Records supplied:

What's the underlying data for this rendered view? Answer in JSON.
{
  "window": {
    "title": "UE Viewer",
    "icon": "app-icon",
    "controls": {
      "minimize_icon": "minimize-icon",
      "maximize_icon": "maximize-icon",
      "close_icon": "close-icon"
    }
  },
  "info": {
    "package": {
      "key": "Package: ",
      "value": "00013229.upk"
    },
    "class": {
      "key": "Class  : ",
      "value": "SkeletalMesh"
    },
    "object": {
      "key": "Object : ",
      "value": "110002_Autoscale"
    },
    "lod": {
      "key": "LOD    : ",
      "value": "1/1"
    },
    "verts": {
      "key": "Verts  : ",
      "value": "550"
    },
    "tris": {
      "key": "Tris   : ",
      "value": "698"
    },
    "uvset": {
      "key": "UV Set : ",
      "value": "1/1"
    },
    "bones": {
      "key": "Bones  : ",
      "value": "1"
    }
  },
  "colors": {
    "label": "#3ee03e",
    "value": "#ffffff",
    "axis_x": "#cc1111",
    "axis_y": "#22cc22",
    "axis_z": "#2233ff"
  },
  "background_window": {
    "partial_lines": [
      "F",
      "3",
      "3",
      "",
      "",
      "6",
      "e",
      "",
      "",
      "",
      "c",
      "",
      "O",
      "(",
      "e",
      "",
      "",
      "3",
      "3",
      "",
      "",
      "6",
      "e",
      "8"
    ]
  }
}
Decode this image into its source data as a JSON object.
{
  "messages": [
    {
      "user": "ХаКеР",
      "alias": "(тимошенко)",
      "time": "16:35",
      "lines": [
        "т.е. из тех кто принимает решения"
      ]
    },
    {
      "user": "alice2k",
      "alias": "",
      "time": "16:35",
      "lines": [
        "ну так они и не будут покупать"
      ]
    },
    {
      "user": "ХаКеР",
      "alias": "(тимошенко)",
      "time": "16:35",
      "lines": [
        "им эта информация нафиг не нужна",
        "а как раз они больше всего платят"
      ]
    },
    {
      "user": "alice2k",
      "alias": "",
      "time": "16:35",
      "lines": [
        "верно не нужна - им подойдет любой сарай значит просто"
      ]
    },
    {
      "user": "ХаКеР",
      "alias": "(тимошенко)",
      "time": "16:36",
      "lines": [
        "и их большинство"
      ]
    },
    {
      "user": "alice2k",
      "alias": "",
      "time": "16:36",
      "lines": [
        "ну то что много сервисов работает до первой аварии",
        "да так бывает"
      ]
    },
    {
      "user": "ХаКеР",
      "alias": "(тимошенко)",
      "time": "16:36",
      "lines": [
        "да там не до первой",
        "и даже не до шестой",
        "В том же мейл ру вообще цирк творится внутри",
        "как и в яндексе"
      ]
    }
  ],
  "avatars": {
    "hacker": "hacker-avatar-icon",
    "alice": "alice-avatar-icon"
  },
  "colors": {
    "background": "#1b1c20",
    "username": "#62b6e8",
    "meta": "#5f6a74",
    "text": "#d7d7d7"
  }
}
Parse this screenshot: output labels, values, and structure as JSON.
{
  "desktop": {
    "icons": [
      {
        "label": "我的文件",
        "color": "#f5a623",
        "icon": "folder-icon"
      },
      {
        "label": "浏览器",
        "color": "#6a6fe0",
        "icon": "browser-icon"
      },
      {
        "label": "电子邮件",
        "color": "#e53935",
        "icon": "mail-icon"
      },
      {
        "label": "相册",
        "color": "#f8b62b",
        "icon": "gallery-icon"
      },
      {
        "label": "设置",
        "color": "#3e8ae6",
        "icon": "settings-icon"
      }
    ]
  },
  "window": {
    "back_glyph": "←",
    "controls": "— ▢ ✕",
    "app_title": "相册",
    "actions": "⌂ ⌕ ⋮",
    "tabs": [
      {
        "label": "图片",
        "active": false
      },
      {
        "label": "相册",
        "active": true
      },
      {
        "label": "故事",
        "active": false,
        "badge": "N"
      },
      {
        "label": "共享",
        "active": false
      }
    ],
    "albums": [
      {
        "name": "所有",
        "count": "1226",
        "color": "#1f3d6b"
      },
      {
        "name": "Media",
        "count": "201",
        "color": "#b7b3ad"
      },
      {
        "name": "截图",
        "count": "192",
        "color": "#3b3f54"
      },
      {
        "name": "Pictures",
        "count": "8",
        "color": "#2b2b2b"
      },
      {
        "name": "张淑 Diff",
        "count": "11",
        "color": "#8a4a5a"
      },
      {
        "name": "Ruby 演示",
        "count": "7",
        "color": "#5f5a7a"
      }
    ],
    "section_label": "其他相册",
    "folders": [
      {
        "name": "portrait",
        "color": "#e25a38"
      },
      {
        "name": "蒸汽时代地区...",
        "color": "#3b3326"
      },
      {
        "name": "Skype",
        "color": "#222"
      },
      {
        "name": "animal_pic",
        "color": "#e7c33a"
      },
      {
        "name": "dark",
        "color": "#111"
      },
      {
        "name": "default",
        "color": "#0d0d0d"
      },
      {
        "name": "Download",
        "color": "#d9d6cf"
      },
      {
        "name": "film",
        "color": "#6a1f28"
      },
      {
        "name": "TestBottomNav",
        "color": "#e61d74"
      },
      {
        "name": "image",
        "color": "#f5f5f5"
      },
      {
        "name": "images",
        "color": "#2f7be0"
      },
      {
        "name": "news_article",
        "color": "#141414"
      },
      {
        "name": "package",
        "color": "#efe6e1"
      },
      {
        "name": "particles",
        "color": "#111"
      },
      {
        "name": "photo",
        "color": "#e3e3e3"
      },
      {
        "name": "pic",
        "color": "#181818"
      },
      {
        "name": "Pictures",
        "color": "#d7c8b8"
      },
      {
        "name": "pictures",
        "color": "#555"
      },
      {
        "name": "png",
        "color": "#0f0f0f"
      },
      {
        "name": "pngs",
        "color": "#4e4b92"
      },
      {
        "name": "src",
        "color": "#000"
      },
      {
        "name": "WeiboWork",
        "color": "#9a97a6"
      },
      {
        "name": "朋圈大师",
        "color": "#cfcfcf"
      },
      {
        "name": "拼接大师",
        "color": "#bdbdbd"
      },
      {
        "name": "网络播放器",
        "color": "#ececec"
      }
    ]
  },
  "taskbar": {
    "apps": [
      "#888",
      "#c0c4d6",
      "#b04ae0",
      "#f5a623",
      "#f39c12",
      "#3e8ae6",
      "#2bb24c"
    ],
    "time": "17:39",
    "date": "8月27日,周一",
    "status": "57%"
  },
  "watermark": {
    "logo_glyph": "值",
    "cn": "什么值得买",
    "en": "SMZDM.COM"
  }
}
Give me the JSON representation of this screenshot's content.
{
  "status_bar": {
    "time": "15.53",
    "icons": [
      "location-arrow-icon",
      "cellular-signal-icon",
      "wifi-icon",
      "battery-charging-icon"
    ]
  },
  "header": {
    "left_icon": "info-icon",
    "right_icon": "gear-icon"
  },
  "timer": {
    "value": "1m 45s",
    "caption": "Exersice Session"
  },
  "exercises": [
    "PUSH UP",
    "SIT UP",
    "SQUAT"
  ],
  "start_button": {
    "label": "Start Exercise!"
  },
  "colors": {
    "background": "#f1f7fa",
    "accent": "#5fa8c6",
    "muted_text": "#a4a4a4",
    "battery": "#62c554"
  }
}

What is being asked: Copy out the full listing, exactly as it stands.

The completed task:
What's the underlying data for this rendered view? Answer in JSON.
{
  "window": {
    "title": "UE Viewer",
    "icon": "app-icon",
    "controls": {
      "minimize_icon": "minimize-icon",
      "maximize_icon": "maximize-icon",
      "close_icon": "close-icon"
    }
  },
  "info": {
    "package": {
      "key": "Package: ",
      "value": "00013229.upk"
    },
    "class": {
      "key": "Class  : ",
      "value": "SkeletalMesh"
    },
    "object": {
      "key": "Object : ",
      "value": "110002_Autoscale"
    },
    "lod": {
      "key": "LOD    : ",
      "value": "1/1"
    },
    "verts": {
      "key": "Verts  : ",
      "value": "550"
    },
    "tris": {
      "key": "Tris   : ",
      "value": "698"
    },
    "uvset": {
      "key": "UV Set : ",
      "value": "1/1"
    },
    "bones": {
      "key": "Bones  : ",
      "value": "1"
    }
  },
  "colors": {
    "label": "#3ee03e",
    "value": "#ffffff",
    "axis_x": "#cc1111",
    "axis_y": "#22cc22",
    "axis_z": "#2233ff"
  },
  "background_window": {
    "partial_lines": [
      "F",
      "3",
      "3",
      "",
      "",
      "6",
      "e",
      "",
      "",
      "",
      "c",
      "",
      "O",
      "(",
      "e",
      "",
      "",
      "3",
      "3",
      "",
      "",
      "6",
      "e",
      "8"
    ]
  }
}
Decode this image into its source data as a JSON object.
{
  "messages": [
    {
      "user": "ХаКеР",
      "alias": "(тимошенко)",
      "time": "16:35",
      "lines": [
        "т.е. из тех кто принимает решения"
      ]
    },
    {
      "user": "alice2k",
      "alias": "",
      "time": "16:35",
      "lines": [
        "ну так они и не будут покупать"
      ]
    },
    {
      "user": "ХаКеР",
      "alias": "(тимошенко)",
      "time": "16:35",
      "lines": [
        "им эта информация нафиг не нужна",
        "а как раз они больше всего платят"
      ]
    },
    {
      "user": "alice2k",
      "alias": "",
      "time": "16:35",
      "lines": [
        "верно не нужна - им подойдет любой сарай значит просто"
      ]
    },
    {
      "user": "ХаКеР",
      "alias": "(тимошенко)",
      "time": "16:36",
      "lines": [
        "и их большинство"
      ]
    },
    {
      "user": "alice2k",
      "alias": "",
      "time": "16:36",
      "lines": [
        "ну то что много сервисов работает до первой аварии",
        "да так бывает"
      ]
    },
    {
      "user": "ХаКеР",
      "alias": "(тимошенко)",
      "time": "16:36",
      "lines": [
        "да там не до первой",
        "и даже не до шестой",
        "В том же мейл ру вообще цирк творится внутри",
        "как и в яндексе"
      ]
    }
  ],
  "avatars": {
    "hacker": "hacker-avatar-icon",
    "alice": "alice-avatar-icon"
  },
  "colors": {
    "background": "#1b1c20",
    "username": "#62b6e8",
    "meta": "#5f6a74",
    "text": "#d7d7d7"
  }
}
Parse this screenshot: output labels, values, and structure as JSON.
{
  "desktop": {
    "icons": [
      {
        "label": "我的文件",
        "color": "#f5a623",
        "icon": "folder-icon"
      },
      {
        "label": "浏览器",
        "color": "#6a6fe0",
        "icon": "browser-icon"
      },
      {
        "label": "电子邮件",
        "color": "#e53935",
        "icon": "mail-icon"
      },
      {
        "label": "相册",
        "color": "#f8b62b",
        "icon": "gallery-icon"
      },
      {
        "label": "设置",
        "color": "#3e8ae6",
        "icon": "settings-icon"
      }
    ]
  },
  "window": {
    "back_glyph": "←",
    "controls": "— ▢ ✕",
    "app_title": "相册",
    "actions": "⌂ ⌕ ⋮",
    "tabs": [
      {
        "label": "图片",
        "active": false
      },
      {
        "label": "相册",
        "active": true
      },
      {
        "label": "故事",
        "active": false,
        "badge": "N"
      },
      {
        "label": "共享",
        "active": false
      }
    ],
    "albums": [
      {
        "name": "所有",
        "count": "1226",
        "color": "#1f3d6b"
      },
      {
        "name": "Media",
        "count": "201",
        "color": "#b7b3ad"
      },
      {
        "name": "截图",
        "count": "192",
        "color": "#3b3f54"
      },
      {
        "name": "Pictures",
        "count": "8",
        "color": "#2b2b2b"
      },
      {
        "name": "张淑 Diff",
        "count": "11",
        "color": "#8a4a5a"
      },
      {
        "name": "Ruby 演示",
        "count": "7",
        "color": "#5f5a7a"
      }
    ],
    "section_label": "其他相册",
    "folders": [
      {
        "name": "portrait",
        "color": "#e25a38"
      },
      {
        "name": "蒸汽时代地区...",
        "color": "#3b3326"
      },
      {
        "name": "Skype",
        "color": "#222"
      },
      {
        "name": "animal_pic",
        "color": "#e7c33a"
      },
      {
        "name": "dark",
        "color": "#111"
      },
      {
        "name": "default",
        "color": "#0d0d0d"
      },
      {
        "name": "Download",
        "color": "#d9d6cf"
      },
      {
        "name": "film",
        "color": "#6a1f28"
      },
      {
        "name": "TestBottomNav",
        "color": "#e61d74"
      },
      {
        "name": "image",
        "color": "#f5f5f5"
      },
      {
        "name": "images",
        "color": "#2f7be0"
      },
      {
        "name": "news_article",
        "color": "#141414"
      },
      {
        "name": "package",
        "color": "#efe6e1"
      },
      {
        "name": "particles",
        "color": "#111"
      },
      {
        "name": "photo",
        "color": "#e3e3e3"
      },
      {
        "name": "pic",
        "color": "#181818"
      },
      {
        "name": "Pictures",
        "color": "#d7c8b8"
      },
      {
        "name": "pictures",
        "color": "#555"
      },
      {
        "name": "png",
        "color": "#0f0f0f"
      },
      {
        "name": "pngs",
        "color": "#4e4b92"
      },
      {
        "name": "src",
        "color": "#000"
      },
      {
        "name": "WeiboWork",
        "color": "#9a97a6"
      },
      {
        "name": "朋圈大师",
        "color": "#cfcfcf"
      },
      {
        "name": "拼接大师",
        "color": "#bdbdbd"
      },
      {
        "name": "网络播放器",
        "color": "#ececec"
      }
    ]
  },
  "taskbar": {
    "apps": [
      "#888",
      "#c0c4d6",
      "#b04ae0",
      "#f5a623",
      "#f39c12",
      "#3e8ae6",
      "#2bb24c"
    ],
    "time": "17:39",
    "date": "8月27日,周一",
    "status": "57%"
  },
  "watermark": {
    "logo_glyph": "值",
    "cn": "什么值得买",
    "en": "SMZDM.COM"
  }
}
Give me the JSON representation of this screenshot's content.
{
  "status_bar": {
    "time": "15.53",
    "icons": [
      "location-arrow-icon",
      "cellular-signal-icon",
      "wifi-icon",
      "battery-charging-icon"
    ]
  },
  "header": {
    "left_icon": "info-icon",
    "right_icon": "gear-icon"
  },
  "timer": {
    "value": "1m 45s",
    "caption": "Exersice Session"
  },
  "exercises": [
    "PUSH UP",
    "SIT UP",
    "SQUAT"
  ],
  "start_button": {
    "label": "Start Exercise!"
  },
  "colors": {
    "background": "#f1f7fa",
    "accent": "#5fa8c6",
    "muted_text": "#a4a4a4",
    "battery": "#62c554"
  }
}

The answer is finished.